- Pain in your jaw while eating or talking
- Difficulty with eating or chewing
- Waking up with pain under/behind your ears
- Clicking sound from your jaw while shifting it
- Do you breathe through your mouth regularly
- Grinding your teeth at night
- Waking up with headaches
Just as there are a variety of causes for TMJ, there are a variety of solutions; depending on what is causing the pain, braces may or may not be part of your optimal therapy. If you are experiencing these symptoms regularly, talk to your dentist to determine the cause, and to work out an effective solution to the issue before it causes further complications.
Adults Don’t Wear Braces – Or Do They?
Adults can also benefit from the results of orthodontics.
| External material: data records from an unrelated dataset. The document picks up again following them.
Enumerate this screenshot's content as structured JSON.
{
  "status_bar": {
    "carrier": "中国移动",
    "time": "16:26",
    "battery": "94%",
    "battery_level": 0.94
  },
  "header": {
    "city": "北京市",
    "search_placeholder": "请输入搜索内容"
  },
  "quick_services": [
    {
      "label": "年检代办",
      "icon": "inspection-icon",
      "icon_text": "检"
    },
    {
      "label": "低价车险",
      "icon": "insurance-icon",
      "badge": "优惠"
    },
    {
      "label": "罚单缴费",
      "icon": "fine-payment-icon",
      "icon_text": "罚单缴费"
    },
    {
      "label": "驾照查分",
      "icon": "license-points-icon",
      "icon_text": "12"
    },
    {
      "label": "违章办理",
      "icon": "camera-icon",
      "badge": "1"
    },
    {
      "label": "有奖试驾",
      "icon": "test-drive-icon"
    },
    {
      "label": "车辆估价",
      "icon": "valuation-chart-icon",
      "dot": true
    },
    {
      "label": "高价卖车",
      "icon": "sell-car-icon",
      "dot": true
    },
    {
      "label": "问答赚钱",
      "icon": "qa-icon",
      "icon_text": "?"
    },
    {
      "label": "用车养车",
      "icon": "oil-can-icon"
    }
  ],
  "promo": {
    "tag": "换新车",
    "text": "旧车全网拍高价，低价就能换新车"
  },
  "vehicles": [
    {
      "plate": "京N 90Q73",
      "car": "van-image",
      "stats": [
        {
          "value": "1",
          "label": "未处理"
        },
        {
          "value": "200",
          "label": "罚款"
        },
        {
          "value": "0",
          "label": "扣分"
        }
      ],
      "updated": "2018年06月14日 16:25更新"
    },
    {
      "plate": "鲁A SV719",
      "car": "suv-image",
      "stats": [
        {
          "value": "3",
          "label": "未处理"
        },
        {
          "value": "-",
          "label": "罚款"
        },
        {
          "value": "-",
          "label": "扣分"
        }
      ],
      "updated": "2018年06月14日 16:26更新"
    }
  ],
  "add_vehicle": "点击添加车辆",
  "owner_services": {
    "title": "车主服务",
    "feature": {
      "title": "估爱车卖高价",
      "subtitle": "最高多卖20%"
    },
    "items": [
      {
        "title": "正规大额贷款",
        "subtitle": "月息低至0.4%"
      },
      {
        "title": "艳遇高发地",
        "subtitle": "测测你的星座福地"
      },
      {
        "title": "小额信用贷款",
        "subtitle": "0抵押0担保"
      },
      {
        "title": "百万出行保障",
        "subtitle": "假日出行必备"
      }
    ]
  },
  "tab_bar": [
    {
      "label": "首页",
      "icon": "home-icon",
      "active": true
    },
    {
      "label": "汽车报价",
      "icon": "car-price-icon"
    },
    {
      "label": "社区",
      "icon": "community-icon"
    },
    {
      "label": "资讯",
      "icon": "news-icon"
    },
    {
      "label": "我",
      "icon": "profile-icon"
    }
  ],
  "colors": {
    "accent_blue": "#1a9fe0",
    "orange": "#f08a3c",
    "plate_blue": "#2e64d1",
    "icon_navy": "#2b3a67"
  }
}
Braces will bring back the natural alignment of your teeth and jaw, improving your quality of life. Improving the alignment of your teeth as an adult can still reduce enamel wear and muscle stress, ease cleaning, and postpone tooth loss.
What Kind Of Braces Should I Get?
There are several different types of orthodontic devices available for children and adults who are considering appliances; but they break down into a few primary categories.
- Traditional braces are metal brackets attached to your teeth, and use wires held in by rubber bands to gradually move teeth into alignment
- Ceramic braces are similar to traditional ones. However, they can be matched to your tooth colour and, with low profile wires, are much less casually noticeable
- Lingual braces are metal, but the brackets and wires are placed inside the mouth, on the tongue side of the teeth (hence the name)
Check with your dentist for available options to suit your needs.
What is Invisalign?
Invisalign braces are clear, plastic removable aligners. You wear them for approximately 22 hours a day, taking them out only to eat. A series of 18 to 30 custom-made mouth guards are created and replaced every two weeks. Advancements with the Invisalign technology allow for more complex cases to use Invisalign now than when they were first introduced in 1997. If you are considering it, perhaps you want to read about what to expect from Invisalign treatment.
Crooked teeth, overcrowding, too much space between your teeth, overbites, and underbites are all issues that require intervention to maximize your oral health. Whether your child is in need of braces, or you want to correct your own smile with your Invisalign dentist Oshawa, feel confident in taking that next step. Braces fix alignment, straighten teeth, adjust your bite, and promote good health.
If you’re in the Oshawa or Courtice area, call Simcoe Smile Dental. 96 Simcoe Street North, Oshawa Ontario L1G 4W2 (289) 312-1482 email: firstname.lastname@example.org.